▶ WORK TO COMPLETE
In the data that follows, give the number of lines containing the word "food". Offer no additional comment.

▶ RECORDS FOR THE TASK

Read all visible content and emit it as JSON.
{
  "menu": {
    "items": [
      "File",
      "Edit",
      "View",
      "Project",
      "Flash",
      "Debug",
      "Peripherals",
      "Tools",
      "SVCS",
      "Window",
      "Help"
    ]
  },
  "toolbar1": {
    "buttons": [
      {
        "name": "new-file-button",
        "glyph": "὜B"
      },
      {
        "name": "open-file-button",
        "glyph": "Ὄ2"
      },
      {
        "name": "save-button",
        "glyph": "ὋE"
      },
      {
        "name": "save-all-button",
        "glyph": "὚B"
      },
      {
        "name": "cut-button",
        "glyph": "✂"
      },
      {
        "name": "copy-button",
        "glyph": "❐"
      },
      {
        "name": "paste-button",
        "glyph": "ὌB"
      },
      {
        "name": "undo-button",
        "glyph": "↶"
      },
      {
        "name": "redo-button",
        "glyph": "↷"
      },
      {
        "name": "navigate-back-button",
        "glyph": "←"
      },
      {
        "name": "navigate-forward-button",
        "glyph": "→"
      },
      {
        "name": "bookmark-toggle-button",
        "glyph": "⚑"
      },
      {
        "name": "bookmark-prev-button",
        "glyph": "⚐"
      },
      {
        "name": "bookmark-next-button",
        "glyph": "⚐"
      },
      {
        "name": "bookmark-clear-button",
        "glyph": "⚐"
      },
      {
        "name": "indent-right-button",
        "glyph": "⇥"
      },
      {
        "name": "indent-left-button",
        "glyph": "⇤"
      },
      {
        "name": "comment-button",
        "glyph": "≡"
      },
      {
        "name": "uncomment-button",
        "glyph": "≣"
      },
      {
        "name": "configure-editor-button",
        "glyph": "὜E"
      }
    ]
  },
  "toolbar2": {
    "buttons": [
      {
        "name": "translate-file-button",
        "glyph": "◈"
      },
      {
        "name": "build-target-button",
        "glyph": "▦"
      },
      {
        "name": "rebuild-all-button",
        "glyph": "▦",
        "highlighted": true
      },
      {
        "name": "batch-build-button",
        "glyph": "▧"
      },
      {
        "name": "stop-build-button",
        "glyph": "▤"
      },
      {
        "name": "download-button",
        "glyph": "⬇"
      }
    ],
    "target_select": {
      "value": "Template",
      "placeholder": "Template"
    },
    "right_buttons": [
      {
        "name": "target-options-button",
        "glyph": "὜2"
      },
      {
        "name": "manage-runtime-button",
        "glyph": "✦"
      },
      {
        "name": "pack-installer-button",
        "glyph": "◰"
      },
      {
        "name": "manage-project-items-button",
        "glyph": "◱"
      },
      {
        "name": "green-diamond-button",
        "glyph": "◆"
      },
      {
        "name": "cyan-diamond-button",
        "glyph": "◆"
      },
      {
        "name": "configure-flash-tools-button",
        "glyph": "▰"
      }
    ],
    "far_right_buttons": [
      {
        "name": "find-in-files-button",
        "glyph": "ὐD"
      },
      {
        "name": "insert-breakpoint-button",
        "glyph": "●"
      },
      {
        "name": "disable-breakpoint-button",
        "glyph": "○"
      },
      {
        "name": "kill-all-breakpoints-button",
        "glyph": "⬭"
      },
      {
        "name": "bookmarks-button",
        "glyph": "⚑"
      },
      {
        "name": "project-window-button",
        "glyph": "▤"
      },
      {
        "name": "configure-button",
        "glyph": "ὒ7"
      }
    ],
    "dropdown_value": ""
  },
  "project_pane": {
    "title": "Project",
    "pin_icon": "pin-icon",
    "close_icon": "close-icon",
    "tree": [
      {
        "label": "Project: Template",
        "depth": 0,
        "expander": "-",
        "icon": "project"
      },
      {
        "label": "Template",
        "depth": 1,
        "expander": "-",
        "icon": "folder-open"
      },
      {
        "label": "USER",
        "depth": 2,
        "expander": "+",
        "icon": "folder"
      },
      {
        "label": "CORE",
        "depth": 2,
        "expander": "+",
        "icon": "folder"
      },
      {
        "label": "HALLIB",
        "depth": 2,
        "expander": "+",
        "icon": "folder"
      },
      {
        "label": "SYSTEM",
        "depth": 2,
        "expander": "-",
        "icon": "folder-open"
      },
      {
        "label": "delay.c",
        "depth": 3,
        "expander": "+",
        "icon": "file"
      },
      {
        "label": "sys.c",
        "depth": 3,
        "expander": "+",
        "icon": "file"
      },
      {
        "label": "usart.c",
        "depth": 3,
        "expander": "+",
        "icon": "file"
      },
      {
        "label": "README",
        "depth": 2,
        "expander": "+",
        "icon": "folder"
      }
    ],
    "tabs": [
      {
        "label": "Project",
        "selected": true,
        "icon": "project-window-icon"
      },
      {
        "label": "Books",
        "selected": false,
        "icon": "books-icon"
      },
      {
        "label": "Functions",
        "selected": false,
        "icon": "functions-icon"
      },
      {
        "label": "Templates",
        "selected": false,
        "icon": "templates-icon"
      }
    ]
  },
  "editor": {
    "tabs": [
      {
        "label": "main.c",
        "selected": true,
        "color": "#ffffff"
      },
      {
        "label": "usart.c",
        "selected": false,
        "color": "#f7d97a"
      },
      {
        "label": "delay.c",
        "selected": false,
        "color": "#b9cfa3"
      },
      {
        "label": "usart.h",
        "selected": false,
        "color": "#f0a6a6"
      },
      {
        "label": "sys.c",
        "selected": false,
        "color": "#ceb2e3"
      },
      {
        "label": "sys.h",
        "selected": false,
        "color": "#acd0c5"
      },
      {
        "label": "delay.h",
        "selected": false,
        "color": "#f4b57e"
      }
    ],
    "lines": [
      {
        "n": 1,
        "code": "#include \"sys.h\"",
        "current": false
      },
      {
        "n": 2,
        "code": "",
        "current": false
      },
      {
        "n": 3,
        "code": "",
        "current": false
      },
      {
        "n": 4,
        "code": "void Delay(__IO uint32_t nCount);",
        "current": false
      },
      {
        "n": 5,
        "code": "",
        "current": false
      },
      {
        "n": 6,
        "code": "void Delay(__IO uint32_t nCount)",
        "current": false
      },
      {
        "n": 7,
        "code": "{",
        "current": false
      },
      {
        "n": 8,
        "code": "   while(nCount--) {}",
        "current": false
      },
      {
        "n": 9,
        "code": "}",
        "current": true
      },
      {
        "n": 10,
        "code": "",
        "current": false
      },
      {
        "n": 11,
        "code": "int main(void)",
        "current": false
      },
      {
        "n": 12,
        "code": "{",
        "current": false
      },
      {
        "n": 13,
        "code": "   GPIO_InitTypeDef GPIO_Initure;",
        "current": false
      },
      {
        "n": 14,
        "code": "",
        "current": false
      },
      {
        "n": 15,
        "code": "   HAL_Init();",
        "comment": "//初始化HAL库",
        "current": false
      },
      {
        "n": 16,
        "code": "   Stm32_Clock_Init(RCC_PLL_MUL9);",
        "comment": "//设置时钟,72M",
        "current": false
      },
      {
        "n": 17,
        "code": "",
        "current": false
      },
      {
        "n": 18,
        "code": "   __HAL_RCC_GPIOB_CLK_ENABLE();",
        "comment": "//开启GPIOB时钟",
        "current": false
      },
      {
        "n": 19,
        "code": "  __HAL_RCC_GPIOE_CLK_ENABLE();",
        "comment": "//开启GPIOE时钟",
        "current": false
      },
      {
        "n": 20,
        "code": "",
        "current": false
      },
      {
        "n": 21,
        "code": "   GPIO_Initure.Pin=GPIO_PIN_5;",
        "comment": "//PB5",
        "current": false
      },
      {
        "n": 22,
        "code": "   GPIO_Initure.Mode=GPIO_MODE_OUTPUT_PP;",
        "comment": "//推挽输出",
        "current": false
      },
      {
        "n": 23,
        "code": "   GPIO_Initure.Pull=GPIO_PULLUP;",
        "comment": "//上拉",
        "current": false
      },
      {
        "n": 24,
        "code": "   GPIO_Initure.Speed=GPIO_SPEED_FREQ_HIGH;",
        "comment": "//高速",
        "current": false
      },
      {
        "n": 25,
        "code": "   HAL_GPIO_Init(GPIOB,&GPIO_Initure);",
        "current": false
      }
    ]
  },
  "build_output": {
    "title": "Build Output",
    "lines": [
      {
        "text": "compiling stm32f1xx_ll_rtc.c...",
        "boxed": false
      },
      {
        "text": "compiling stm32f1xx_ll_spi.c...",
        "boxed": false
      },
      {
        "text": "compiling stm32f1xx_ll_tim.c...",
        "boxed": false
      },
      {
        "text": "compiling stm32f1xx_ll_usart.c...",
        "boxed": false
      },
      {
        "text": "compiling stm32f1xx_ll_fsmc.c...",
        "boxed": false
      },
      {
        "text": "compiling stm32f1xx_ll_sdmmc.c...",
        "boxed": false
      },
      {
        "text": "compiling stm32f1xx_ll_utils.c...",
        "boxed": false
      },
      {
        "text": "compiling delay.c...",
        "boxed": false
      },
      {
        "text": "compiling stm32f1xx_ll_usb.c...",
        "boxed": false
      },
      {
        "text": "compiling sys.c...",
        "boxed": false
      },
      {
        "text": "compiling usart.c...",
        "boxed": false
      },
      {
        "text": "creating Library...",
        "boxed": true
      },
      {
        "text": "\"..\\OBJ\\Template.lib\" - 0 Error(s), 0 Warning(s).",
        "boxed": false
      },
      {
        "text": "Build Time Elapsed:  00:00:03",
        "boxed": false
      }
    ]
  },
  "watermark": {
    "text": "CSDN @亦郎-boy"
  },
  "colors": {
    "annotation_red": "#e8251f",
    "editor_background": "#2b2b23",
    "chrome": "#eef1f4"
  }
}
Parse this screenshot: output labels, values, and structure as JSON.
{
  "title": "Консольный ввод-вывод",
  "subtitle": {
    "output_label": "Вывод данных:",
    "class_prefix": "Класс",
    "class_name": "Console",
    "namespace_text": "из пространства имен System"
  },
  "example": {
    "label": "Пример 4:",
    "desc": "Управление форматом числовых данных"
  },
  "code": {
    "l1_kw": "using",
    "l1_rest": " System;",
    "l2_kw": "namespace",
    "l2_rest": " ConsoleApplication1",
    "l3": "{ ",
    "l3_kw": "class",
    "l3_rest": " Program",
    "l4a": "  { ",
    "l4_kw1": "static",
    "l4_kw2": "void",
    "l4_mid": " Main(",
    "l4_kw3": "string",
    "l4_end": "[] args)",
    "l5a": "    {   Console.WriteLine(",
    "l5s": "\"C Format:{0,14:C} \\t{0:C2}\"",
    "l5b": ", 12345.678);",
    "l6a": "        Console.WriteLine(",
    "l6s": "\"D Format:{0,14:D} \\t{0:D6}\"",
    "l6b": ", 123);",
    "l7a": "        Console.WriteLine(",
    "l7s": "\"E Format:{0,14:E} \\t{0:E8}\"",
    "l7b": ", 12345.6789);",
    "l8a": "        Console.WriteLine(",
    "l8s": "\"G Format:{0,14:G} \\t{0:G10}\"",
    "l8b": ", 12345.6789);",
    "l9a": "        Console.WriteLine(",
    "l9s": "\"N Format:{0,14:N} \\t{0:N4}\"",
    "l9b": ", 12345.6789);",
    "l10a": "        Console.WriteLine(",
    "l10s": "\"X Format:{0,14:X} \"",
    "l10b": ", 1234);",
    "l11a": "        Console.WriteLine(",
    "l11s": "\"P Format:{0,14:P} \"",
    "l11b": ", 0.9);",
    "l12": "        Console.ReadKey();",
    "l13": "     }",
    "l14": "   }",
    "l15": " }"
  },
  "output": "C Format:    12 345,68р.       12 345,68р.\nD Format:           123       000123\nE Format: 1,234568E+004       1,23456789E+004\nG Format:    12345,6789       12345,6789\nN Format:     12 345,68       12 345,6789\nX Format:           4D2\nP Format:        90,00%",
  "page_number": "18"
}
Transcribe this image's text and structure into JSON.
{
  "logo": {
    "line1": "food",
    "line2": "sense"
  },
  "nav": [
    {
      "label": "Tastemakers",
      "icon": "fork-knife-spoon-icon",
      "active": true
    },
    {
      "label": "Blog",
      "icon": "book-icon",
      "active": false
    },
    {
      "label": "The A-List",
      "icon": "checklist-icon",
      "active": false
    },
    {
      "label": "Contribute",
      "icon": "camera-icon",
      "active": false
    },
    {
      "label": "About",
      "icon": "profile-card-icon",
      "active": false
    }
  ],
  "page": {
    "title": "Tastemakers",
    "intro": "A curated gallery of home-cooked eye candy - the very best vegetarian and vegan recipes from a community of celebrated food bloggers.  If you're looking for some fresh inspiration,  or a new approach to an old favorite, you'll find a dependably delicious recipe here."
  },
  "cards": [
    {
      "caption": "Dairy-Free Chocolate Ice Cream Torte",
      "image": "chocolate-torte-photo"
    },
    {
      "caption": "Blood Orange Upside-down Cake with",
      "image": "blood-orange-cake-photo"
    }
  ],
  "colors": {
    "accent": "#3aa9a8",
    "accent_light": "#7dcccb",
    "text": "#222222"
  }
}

▶ RESPONSE AREA
2